In the just-completed special congressional race in Pennsylvania, GOP candidate Rick Saccone could not have identified himself more with the president of the United States had he donned a blond wig and chomped a hamburger while tweeting. He appeared with the president twice, the vice-president once, and with various members of Trump’s family and Cabinet. And that’s after he began the campaign by saying of himself that he was “Trump before Trump was Trump.”
In this respect, Saccone resembled the Republican candidates in last year’s Alabama Senate special elections, who all agreed that Trump was the absolute greatest even as they went after each other with claw hammers.
Given this experience, along with the president’s rather healthy ego, he might have normally expected Republican candidates in California to cluster around him during his trip to the Mexican border to view “wall” prototypes this week. But as the Los Angeles Times reported, they were remarkably thin on the ground:
A presidential visit in an election year often comes with an entourage of local officials and candidates hoping to catch a photo op or ride his coattails. But in Southern California, a hotbed of the left’s resistance out West that could prove crucial in the midterms, many are staying away.
The Times asked more than a dozen Southern California GOP candidates if they would attend events with Trump. Most of them either did not respond or said they had no plans to join the president.
The only major GOP elected officials who showed up were lame-duck congressman Darrell Issa and his strange-duck colleague Duncan Hunter, the ethically challenged congressman from a district Trump carried by 15 points.
To be fair, state legislator Travis Allen, one of the two Republicans struggling for oxygen in the governor’s race, was supposed to be there, but he missed his flight. And were any remotely viable Republicans running for the U.S. Senate this year, perhaps they would have been on hand to greet the president — but as of the filing deadline last week, nobody’s making the race against Democratic Dianne Feinstein and Kevin de Leon.
Truth is, these are grim times for California Republicans, and for the most part, they didn’t feel inclined to invite the bad vibes associated with Trump and what might as well have been called the I-Hate-California Tour.
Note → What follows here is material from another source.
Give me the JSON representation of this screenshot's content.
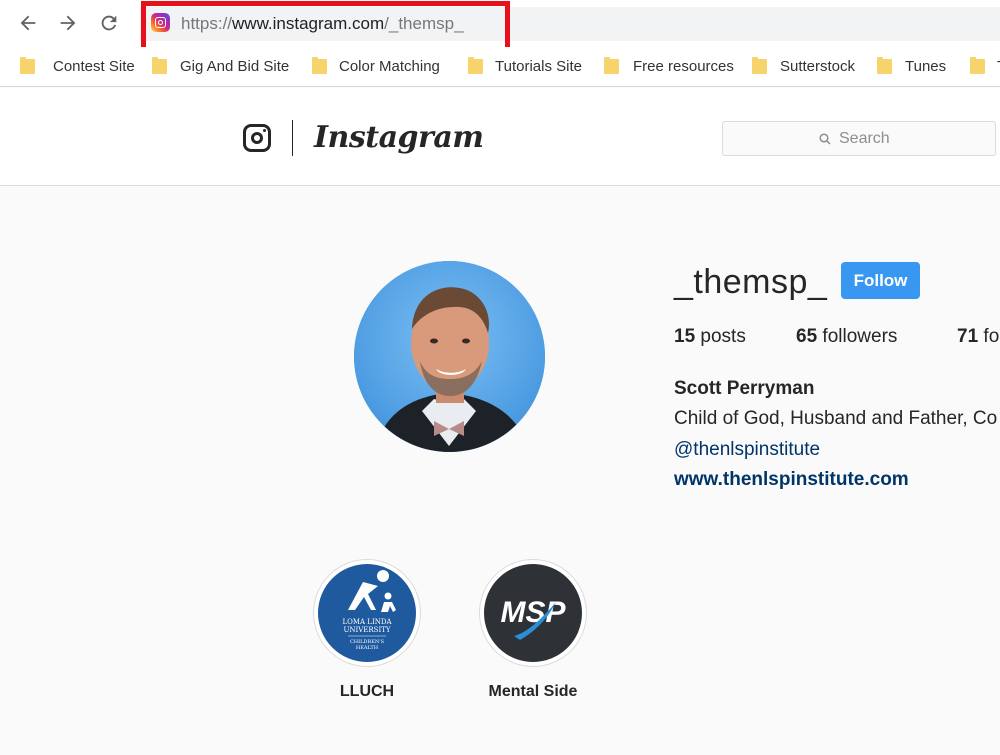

Or maybe they’ve noticed that Rick Saccone and those Alabama Senate candidates didn’t win.